The famous light-footedness of Puccini’s score is reflected in a production which emphasises the comic and romantic dimensions of the opera. As Rodolfo falls in love with the lonely and lovely seamstress Mimi, the singer Musetta (played by the excellent Trinidadian soprano Jeanine De Bique) is reinvented as a version of Josephine Baker, the iconic entertainer of Paris in the jazz age.

Doucet’s staging veers between colourful Christmas carnival (complete with splendidly costumed street performers) and the tribulations of the starving artists.
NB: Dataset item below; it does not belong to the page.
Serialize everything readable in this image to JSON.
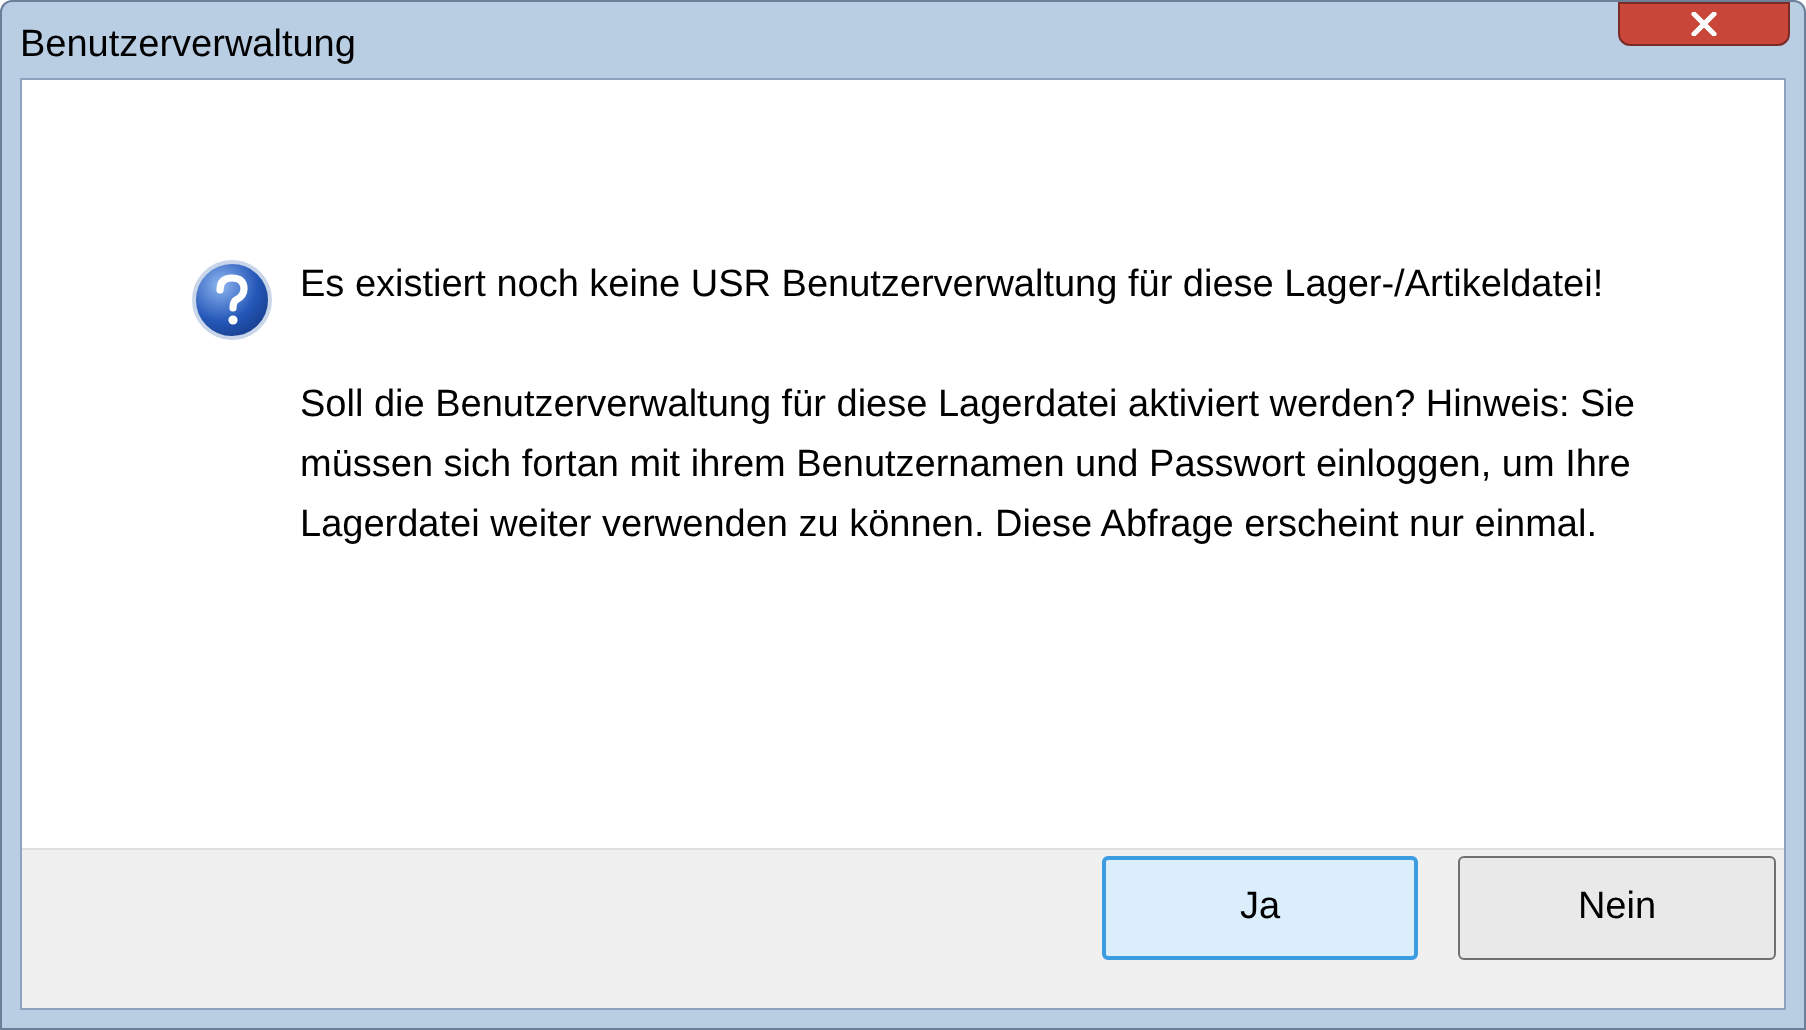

There are fine performances across the piece, not least the nuanced and emotive playing of Portuguese tenor Luis Gomes (Rodolfo) and British baritone David Stout (the painter Marcello).

Inevitably, however, the opera focuses on the increasingly desperate health of Mimi (who is in the grip of tuberculosis). The role of the ailing seamstress is performed with, by turns, touching sincerity and shuddering pathos by South Korean soprano Hye-Youn Lee.

As Mimi lies dying on a sofa, surrounded by the artists who have become her adopted family, Doucet fashions a powerful denouement that honours Puccini’s stated desire to make his audiences weep.

For tour dates, visit:

This review was originally published in the Sunday Herald on May 14, 2017

© Mark Brown